**Problem details**. In the material below, tally the lines that include the string "hadoop", then write down only the total.

◆ ◆ ◆ ◆

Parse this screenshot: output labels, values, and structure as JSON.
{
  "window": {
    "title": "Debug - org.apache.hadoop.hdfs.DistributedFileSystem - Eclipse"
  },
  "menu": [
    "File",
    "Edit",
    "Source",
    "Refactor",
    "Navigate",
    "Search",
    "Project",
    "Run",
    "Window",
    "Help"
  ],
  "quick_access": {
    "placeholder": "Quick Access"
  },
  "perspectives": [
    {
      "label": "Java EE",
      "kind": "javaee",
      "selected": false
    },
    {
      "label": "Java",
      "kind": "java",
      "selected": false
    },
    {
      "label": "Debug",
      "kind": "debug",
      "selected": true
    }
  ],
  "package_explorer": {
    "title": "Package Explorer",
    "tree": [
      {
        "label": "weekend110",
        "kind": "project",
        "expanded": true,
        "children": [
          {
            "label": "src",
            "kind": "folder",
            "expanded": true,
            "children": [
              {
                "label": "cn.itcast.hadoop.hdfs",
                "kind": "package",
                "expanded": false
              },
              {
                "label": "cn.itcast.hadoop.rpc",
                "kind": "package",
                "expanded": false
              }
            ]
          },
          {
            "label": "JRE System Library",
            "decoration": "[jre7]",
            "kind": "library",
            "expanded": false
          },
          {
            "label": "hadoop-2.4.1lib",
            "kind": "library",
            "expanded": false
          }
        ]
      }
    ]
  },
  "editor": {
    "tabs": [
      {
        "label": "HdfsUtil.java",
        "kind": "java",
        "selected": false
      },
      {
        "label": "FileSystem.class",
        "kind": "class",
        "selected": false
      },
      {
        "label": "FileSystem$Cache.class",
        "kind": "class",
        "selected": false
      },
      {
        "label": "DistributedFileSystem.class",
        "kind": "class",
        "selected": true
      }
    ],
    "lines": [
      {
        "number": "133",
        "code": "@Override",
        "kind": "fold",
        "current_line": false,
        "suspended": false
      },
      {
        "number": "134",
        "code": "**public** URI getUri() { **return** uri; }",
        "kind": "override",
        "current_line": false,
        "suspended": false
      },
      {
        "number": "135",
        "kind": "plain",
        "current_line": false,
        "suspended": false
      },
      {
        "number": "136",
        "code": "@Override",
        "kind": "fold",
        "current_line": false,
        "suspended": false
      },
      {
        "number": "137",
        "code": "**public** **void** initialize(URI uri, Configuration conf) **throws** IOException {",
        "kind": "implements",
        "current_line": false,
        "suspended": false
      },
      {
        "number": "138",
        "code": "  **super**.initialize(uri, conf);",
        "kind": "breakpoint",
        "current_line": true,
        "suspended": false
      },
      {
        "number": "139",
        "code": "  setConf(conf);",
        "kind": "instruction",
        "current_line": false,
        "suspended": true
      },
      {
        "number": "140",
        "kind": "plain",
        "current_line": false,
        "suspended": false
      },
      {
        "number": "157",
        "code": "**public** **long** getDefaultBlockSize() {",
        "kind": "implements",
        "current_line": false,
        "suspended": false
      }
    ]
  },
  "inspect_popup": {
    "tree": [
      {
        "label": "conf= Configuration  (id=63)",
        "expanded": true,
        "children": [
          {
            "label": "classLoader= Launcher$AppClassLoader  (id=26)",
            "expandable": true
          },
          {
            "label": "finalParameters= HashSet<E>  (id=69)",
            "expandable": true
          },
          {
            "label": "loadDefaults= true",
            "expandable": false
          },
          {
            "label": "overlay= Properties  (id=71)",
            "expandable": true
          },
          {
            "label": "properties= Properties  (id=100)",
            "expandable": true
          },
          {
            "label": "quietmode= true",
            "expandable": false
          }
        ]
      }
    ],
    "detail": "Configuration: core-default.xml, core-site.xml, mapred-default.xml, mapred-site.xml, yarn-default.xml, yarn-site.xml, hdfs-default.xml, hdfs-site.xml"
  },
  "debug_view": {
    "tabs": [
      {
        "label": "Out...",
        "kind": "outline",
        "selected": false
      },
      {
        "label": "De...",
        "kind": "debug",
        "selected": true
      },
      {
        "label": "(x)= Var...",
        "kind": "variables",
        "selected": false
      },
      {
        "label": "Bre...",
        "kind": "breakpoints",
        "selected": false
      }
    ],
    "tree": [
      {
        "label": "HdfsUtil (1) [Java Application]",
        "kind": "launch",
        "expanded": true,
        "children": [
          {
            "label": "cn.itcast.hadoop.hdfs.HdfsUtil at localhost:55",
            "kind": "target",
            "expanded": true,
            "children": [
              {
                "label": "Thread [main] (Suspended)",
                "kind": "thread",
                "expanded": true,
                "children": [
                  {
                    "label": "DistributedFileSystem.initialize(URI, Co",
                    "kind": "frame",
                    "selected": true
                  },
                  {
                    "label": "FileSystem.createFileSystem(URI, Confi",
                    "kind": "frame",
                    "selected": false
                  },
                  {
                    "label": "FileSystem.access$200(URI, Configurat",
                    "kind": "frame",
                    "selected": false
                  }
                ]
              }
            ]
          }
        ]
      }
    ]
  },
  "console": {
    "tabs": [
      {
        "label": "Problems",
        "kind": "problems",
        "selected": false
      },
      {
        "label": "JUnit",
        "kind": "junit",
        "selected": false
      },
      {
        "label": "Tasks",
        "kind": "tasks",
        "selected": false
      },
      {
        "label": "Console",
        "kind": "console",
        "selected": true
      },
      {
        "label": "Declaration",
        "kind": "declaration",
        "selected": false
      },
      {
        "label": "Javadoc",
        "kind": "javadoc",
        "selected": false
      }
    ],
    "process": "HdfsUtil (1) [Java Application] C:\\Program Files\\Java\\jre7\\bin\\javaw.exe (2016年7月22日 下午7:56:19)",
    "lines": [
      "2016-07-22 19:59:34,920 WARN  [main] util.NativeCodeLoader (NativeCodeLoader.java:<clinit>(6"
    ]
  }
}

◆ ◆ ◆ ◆

**Reply to the task**. 5